Every item on this page was hand-picked by a House Beautiful editor. We may earn commission on some of the items you choose to buy.
Sure, summer can be hot and muggy, but that doesn't mean your garden has to look drab and wilted. Many summer flowers are perfectly suited to the soaring temperatures, and they're easy to grow, too. Whether you plant in garden beds, containers, or window boxes, adding flowers to your landscape attracts pollinators such as hummingbirds, creates instant curb appeal, and will make you happy every time you pull into your driveway or sit on your balcony.
You should include both annuals (plants that grow for one season) and perennials (plants come back for many years) in your garden for season-long color. When shopping, read the plant tag or description so you know what you're buying, and then give it the right conditions. For example, full sun plants need six or more hours per day, while part sun is considered about half that. Shade plants require no direct sunlight or only a little morning sun.
With perennials, make sure to choose those in your USDA Hardiness zone (find yours here). And if you’ve planted in containers, check pots daily during dry spells, especially as the plant gets bigger and uses more water. Containers, especially porous materials such as clay or ceramic, dry out more quickly than plastic, so there may be times you'll need to water more than once a day during the height of the summer.
Ahead, our favorite annuals and perennial summer flowers for show-stopping color all growing season:
If you choose just one summer flower, make it calibrachoa. This vining annual loves the sun, comes in tons of colors, and attracts hummingbirds. It's great in planters, hanging baskets, or window boxes.
These tiny flowers love sun! You can plant them in your garden, or use them to fill in cracks in walkways. The low-growing flowers come in pink, salmon, purple, white, and yellow. Bonus: They boast a honey-like fragrance. They'll tolerate some afternoon shade.
This tough-as-nails annual comes in bright pink, yellow, purple and pink or a combination of sunny colors. It's heat and drought tolerant, and butterflies and hummingbirds like it, too! In warm climates, lantana may survive winter and become a small shrub. Plant it at the front of sunny borders or in window boxes and planters.
Nothing can beat cannas for sheer visual impact. Their gorgeous leaves and striking flowers in bold colors bloom all summer in full sun. This tropical plant grows well in containers or in the landscape. Their rhizomes (bulb-like structures) may be hardy in zones 8 and warmer, but in other regions, you’ll have to lift them from the ground in fall, store over the winter, and replant in spring.
This low-growing annual succulent, also called moss rose, comes in jewel-tones and flowers and flowers all summer long, even in the driest, hottest weather. Its fleshy leaves make it heat and drought tolerant. Plant it in rock gardens or in the front of borders in full sun.
Spikes of pink, purple or white flowers top fragrant foliage. Pollinators love this full-sun perennial! Salvia is ideal for adding height to containers or when planted in the middle of borders.

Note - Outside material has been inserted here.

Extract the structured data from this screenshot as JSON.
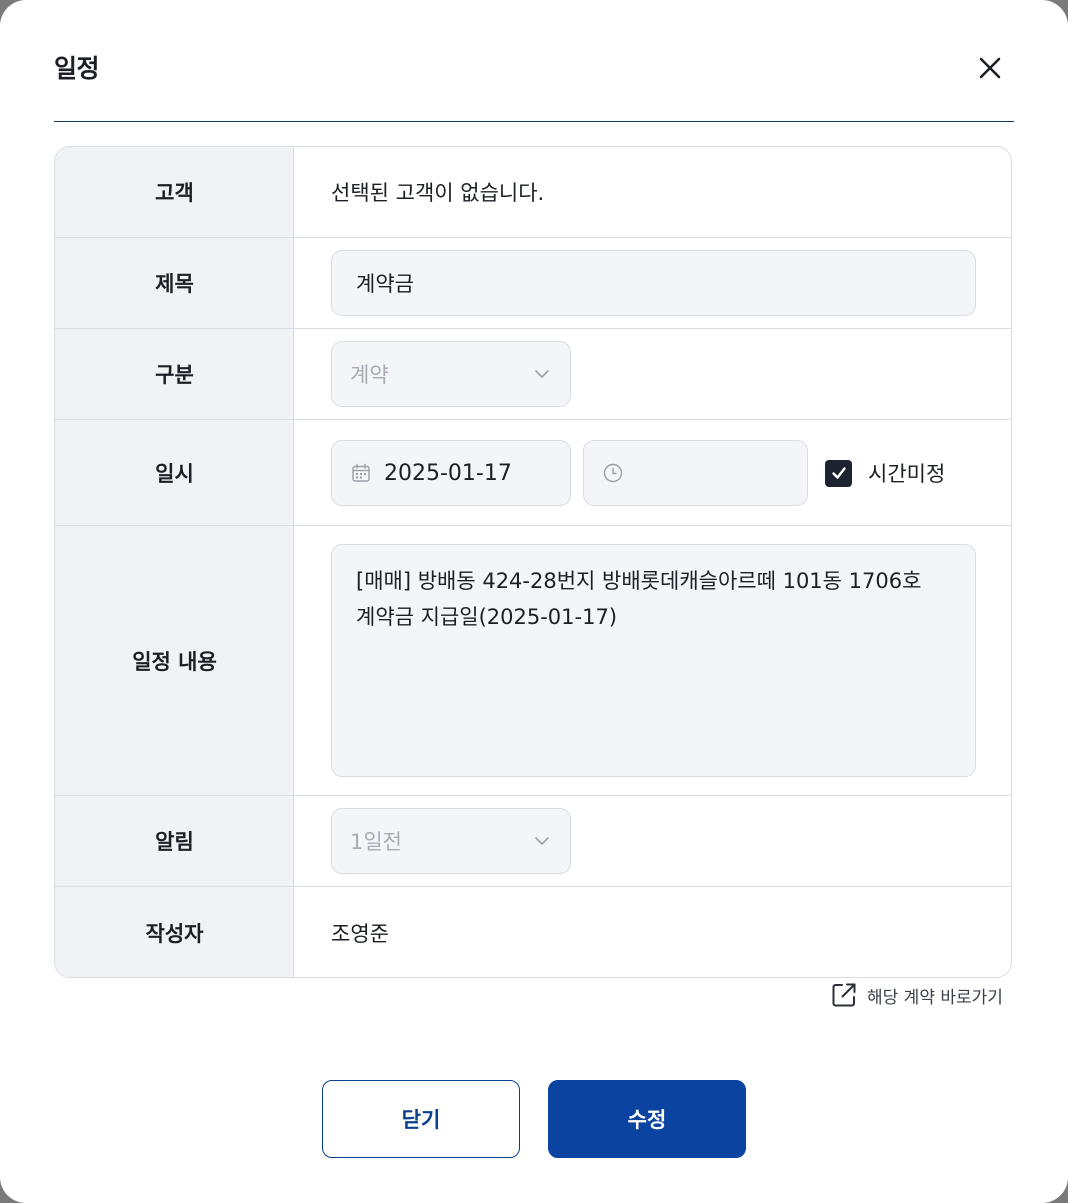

Caladiums, which need mostly shade, are grown for their cute pink and green heart-shaped leaves. They look equally striking in the landscape or in containers. Bonus: This tropical plant can be brought indoors in the fall to enjoy as a houseplant.
This sun-loving perennial works in any garden setting, and its silvery foliage is attractive even before the fragrant purple spikes of flowers appear. There are many different varieties, so be sure to read the description and choose a type of lavender that will survive in your USDA hardiness zone.

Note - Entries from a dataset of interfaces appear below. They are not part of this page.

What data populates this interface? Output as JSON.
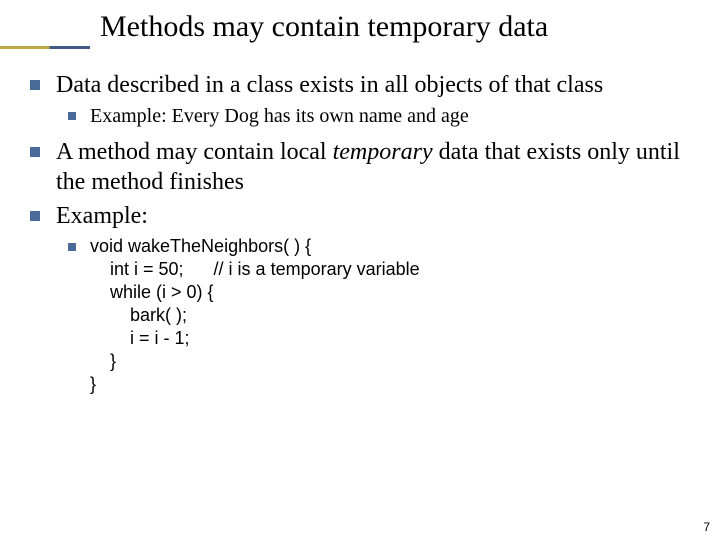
{
  "title": "Methods may contain temporary data",
  "bullets": {
    "b1": "Data described in a class exists in all objects of that class",
    "b1_1": "Example: Every Dog has its own name and age",
    "b2_pre": "A method may contain local ",
    "b2_em": "temporary",
    "b2_post": " data that exists only until the method finishes",
    "b3": "Example:"
  },
  "code": {
    "l1": "void wakeTheNeighbors( ) {",
    "l2": "    int i = 50;      // i is a temporary variable",
    "l3": "    while (i > 0) {",
    "l4": "        bark( );",
    "l5": "        i = i - 1;",
    "l6": "    }",
    "l7": "}"
  },
  "page_number": "7"
}
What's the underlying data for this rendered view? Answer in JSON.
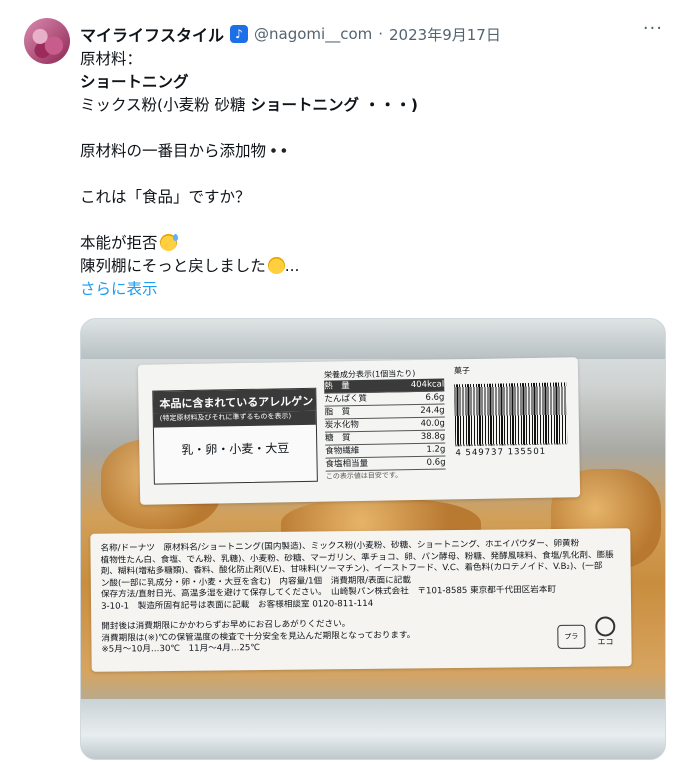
{
  "post": {
    "display_name": "マイライフスタイル",
    "handle": "@nagomi__com",
    "separator": "·",
    "timestamp": "2023年9月17日",
    "more_label": "···",
    "lines": [
      "原材料：",
      "ショートニング",
      "ミックス粉(小麦粉 砂糖 ",
      "ショートニング ・・・)",
      "原材料の一番目から添加物",
      "これは「食品」ですか？",
      "本能が拒否",
      "陳列棚にそっと戻しました",
      "..."
    ],
    "show_more": "さらに表示"
  },
  "photo": {
    "allergen_title": "本品に含まれているアレルゲン",
    "allergen_subtitle": "(特定原材料及びそれに準ずるものを表示)",
    "allergen_items": "乳・卵・小麦・大豆",
    "nutrition_title": "栄養成分表示(1個当たり)",
    "nutrition_rows": [
      {
        "name": "熱　量",
        "value": "404kcal"
      },
      {
        "name": "たんぱく質",
        "value": "6.6g"
      },
      {
        "name": "脂　質",
        "value": "24.4g"
      },
      {
        "name": "炭水化物",
        "value": "40.0g"
      },
      {
        "name": "糖　質",
        "value": "38.8g"
      },
      {
        "name": "食物繊維",
        "value": "1.2g"
      },
      {
        "name": "食塩相当量",
        "value": "0.6g"
      }
    ],
    "nutrition_note": "この表示値は目安です。",
    "barcode_title": "菓子",
    "barcode_number": "4 549737 135501",
    "ingredient_lines": [
      "名称/ドーナツ　原材料名/ショートニング(国内製造)、ミックス粉(小麦粉、砂糖、ショートニング、ホエイパウダー、卵黄粉",
      "植物性たん白、食塩、でん粉、乳糖)、小麦粉、砂糖、マーガリン、準チョコ、卵、パン酵母、粉糖、発酵風味料、食塩/乳化剤、膨脹",
      "剤、糊料(増粘多糖類)、香料、酸化防止剤(V.E)、甘味料(ソーマチン)、イーストフード、V.C、着色料(カロテノイド、V.B₂)、(一部",
      "ン酸(一部に乳成分・卵・小麦・大豆を含む)　内容量/1個　消費期限/表面に記載",
      "保存方法/直射日光、高温多湿を避けて保存してください。　山崎製パン株式会社　〒101-8585 東京都千代田区岩本町",
      "3-10-1　製造所固有記号は表面に記載　お客様相談室 0120-811-114"
    ],
    "notice_lines": [
      "開封後は消費期限にかかわらずお早めにお召しあがりください。",
      "消費期限は(※)℃の保管温度の検査で十分安全を見込んだ期限となっております。",
      "※5月〜10月…30℃　11月〜4月…25℃"
    ],
    "recycle_label": "プラ",
    "recycle_sub": "PP",
    "eco_label": "エコ"
  }
}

It's no wonder sunflowers attract bees—they're gorgeous. They require full sun and are drought tolerant. Put them in patio containers, garden beds, or along borders. Yellow sunflowers are iconic, but they're available in many different varieties and colors, including red, orange, salmon, and pink.
Daylilies are as hardy as they come. Their flowers are found in every color of the rainbow, some with ruffled or double petals. As the name suggests, the flower lasts one day, but there are multiple blooms on each plant. Plant in full sun in masses for a spectacular swath of color in mid to late summer. But be aware: They're like deer candy, so don't plant if Bambi visits your garden often.
Brilliant red or orangey-red tubular flowers cover this hardy annual. Cuphea, also called firecracker plant, is a hummingbird magnet. Give it full sun and a large container because it needs room to spread.
This low-growing, sun-loving annual in shades of pink, purple and white is lovely tumbling over the edges of pots and window boxes. Fan flower blooms all summer long without the need to deadhead, or remove spent flowers.
These beautiful flowers that resemble roses or peonies are planted in the spring for summer blooms. They're typically considered perennial in zone 8 and warmer, but they're treated as annuals in colder climates (though you can lift the bulbs in fall and try replanting next year). They need full sun.
Begonias come in many different colors ranging from hot pink to deep red to bright orange. Some are grown strictly for their striking foliage. They’re a reliable performer and will bloom all season long without deadheading. Many types need mostly shade, though some tolerate mostly sun.
These delicate, papery flowers bloom in profusion in deep saturated tones of red, pink and salmon. Plant poppies in the sun in springtime for summer blooms. Some types are annual, while others are perennials, so read the description.
This hardy old-fashioned favorite is a sun-loving annual your grandma probably planted. It's long been popular with good reason: It's nearly indestructible! It resists pests, blooms all season, and will even handle a light frost. It's also one of the least expensive summer flowers you can buy, and it grows well from seed, too.
Calla lillies have striking sword-like foliage and beautiful vase-shaped flowers in purple, pink, white and even nearly black. They're typically grown as annuals. Give them full sun.
Peonies are lush, lavish, and sweetly scented, blooming in late spring. They're a shrubby perennial that can flower for decades with the right care. Don't plant too deeply or they won't bloom. And don't fret about the ants; they're just sipping nectar and don't hurt the plant! Give peonies full sun for the best blooms.
Succulents are heat and drought tolerant, and they come in an amazing array of shapes and sizes. Some have small intricate-looking flowers, but they're often grown more for their fun and unusual forms. Most adore the sun, and many types are cold tolerant so they're considered perennials.
Torenia are one of the longest-blooming annuals you can find in shades of bright purple, pink or white with beautiful yellow throats. Hummingbirds love these flowers, which need mostly shade.
Arricca Elin SanSone has written about health and lifestyle topics for Prevention, Country Living, Woman's Day, and more. She’s passionate about gardening, baking, reading, and spending time with the people and dogs she loves.
Kelly Allen is the current Associate Editor at House Beautiful, where she covers design, pop culture, and travel for digital and the print magazine. She’s been with the team for nearly three years, attending industry events and covering a range of topics. When she’s not watching every new TV show and movie, she’s browsing vintage home stores, admiring hotel interiors, and wandering around New York City. She previously worked for Delish and Cosmopolitan. Follow her on Instagram.
Incandescent Bulbs Are Officially Now Banned
Funboy Is Having a Big Sale (up to 40 Percent Off)
16 Backyard Bars That Serve Up Major Inspiration
26 Treehouse Ideas Your Kids Will Love